### About this exercise
Type each record below again, with the same words.

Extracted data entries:
★ ★ ★ ★ ★ ★ ★

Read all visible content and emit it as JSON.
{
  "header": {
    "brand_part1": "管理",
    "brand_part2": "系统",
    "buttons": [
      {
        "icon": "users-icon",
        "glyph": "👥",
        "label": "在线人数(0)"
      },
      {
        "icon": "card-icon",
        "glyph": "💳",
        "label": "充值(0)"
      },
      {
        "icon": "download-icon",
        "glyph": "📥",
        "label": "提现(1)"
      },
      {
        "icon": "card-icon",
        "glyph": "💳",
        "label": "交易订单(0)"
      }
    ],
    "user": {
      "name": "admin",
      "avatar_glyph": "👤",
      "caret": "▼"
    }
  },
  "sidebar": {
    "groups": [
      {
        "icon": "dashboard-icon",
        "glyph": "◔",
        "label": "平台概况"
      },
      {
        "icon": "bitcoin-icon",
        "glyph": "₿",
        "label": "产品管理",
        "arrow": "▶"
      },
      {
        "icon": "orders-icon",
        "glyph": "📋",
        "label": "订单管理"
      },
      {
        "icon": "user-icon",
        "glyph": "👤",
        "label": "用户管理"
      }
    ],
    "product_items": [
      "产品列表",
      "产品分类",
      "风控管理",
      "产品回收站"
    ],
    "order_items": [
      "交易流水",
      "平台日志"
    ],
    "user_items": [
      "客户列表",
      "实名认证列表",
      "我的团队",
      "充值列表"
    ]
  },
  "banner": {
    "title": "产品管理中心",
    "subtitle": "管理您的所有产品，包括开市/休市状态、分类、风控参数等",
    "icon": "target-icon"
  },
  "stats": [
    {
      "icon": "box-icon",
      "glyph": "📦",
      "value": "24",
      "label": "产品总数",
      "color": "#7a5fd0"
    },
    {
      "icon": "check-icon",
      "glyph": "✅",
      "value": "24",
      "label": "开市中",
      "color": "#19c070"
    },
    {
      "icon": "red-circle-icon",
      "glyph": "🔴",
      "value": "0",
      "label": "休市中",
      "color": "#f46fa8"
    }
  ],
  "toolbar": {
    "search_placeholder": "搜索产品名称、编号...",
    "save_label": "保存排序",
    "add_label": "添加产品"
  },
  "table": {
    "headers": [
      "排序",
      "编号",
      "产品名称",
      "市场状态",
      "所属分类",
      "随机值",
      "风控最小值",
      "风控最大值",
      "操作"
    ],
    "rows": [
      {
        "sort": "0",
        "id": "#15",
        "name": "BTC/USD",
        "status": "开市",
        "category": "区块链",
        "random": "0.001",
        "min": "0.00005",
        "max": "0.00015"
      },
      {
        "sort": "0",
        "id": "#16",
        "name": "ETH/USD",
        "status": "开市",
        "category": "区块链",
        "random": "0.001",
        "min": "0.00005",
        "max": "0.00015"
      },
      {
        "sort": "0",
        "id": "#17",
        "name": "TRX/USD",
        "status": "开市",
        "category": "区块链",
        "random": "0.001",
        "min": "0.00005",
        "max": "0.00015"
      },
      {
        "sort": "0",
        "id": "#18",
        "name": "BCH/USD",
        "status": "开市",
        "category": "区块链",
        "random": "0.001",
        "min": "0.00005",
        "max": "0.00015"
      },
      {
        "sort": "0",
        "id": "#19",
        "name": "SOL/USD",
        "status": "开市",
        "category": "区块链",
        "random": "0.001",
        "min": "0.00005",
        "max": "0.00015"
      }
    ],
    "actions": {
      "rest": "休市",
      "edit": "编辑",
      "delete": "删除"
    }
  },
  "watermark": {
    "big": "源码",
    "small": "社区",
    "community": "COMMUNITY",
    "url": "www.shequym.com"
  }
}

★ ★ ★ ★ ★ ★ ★

### Result for this task
Read all visible content and emit it as JSON.
{
  "header": {
    "brand_part1": "管理",
    "brand_part2": "系统",
    "buttons": [
      {
        "icon": "users-icon",
        "glyph": "👥",
        "label": "在线人数(0)"
      },
      {
        "icon": "card-icon",
        "glyph": "💳",
        "label": "充值(0)"
      },
      {
        "icon": "download-icon",
        "glyph": "📥",
        "label": "提现(1)"
      },
      {
        "icon": "card-icon",
        "glyph": "💳",
        "label": "交易订单(0)"
      }
    ],
    "user": {
      "name": "admin",
      "avatar_glyph": "👤",
      "caret": "▼"
    }
  },
  "sidebar": {
    "groups": [
      {
        "icon": "dashboard-icon",
        "glyph": "◔",
        "label": "平台概况"
      },
      {
        "icon": "bitcoin-icon",
        "glyph": "₿",
        "label": "产品管理",
        "arrow": "▶"
      },
      {
        "icon": "orders-icon",
        "glyph": "📋",
        "label": "订单管理"
      },
      {
        "icon": "user-icon",
        "glyph": "👤",
        "label": "用户管理"
      }
    ],
    "product_items": [
      "产品列表",
      "产品分类",
      "风控管理",
      "产品回收站"
    ],
    "order_items": [
      "交易流水",
      "平台日志"
    ],
    "user_items": [
      "客户列表",
      "实名认证列表",
      "我的团队",
      "充值列表"
    ]
  },
  "banner": {
    "title": "产品管理中心",
    "subtitle": "管理您的所有产品，包括开市/休市状态、分类、风控参数等",
    "icon": "target-icon"
  },
  "stats": [
    {
      "icon": "box-icon",
      "glyph": "📦",
      "value": "24",
      "label": "产品总数",
      "color": "#7a5fd0"
    },
    {
      "icon": "check-icon",
      "glyph": "✅",
      "value": "24",
      "label": "开市中",
      "color": "#19c070"
    },
    {
      "icon": "red-circle-icon",
      "glyph": "🔴",
      "value": "0",
      "label": "休市中",
      "color": "#f46fa8"
    }
  ],
  "toolbar": {
    "search_placeholder": "搜索产品名称、编号...",
    "save_label": "保存排序",
    "add_label": "添加产品"
  },
  "table": {
    "headers": [
      "排序",
      "编号",
      "产品名称",
      "市场状态",
      "所属分类",
      "随机值",
      "风控最小值",
      "风控最大值",
      "操作"
    ],
    "rows": [
      {
        "sort": "0",
        "id": "#15",
        "name": "BTC/USD",
        "status": "开市",
        "category": "区块链",
        "random": "0.001",
        "min": "0.00005",
        "max": "0.00015"
      },
      {
        "sort": "0",
        "id": "#16",
        "name": "ETH/USD",
        "status": "开市",
        "category": "区块链",
        "random": "0.001",
        "min": "0.00005",
        "max": "0.00015"
      },
      {
        "sort": "0",
        "id": "#17",
        "name": "TRX/USD",
        "status": "开市",
        "category": "区块链",
        "random": "0.001",
        "min": "0.00005",
        "max": "0.00015"
      },
      {
        "sort": "0",
        "id": "#18",
        "name": "BCH/USD",
        "status": "开市",
        "category": "区块链",
        "random": "0.001",
        "min": "0.00005",
        "max": "0.00015"
      },
      {
        "sort": "0",
        "id": "#19",
        "name": "SOL/USD",
        "status": "开市",
        "category": "区块链",
        "random": "0.001",
        "min": "0.00005",
        "max": "0.00015"
      }
    ],
    "actions": {
      "rest": "休市",
      "edit": "编辑",
      "delete": "删除"
    }
  },
  "watermark": {
    "big": "源码",
    "small": "社区",
    "community": "COMMUNITY",
    "url": "www.shequym.com"
  }
}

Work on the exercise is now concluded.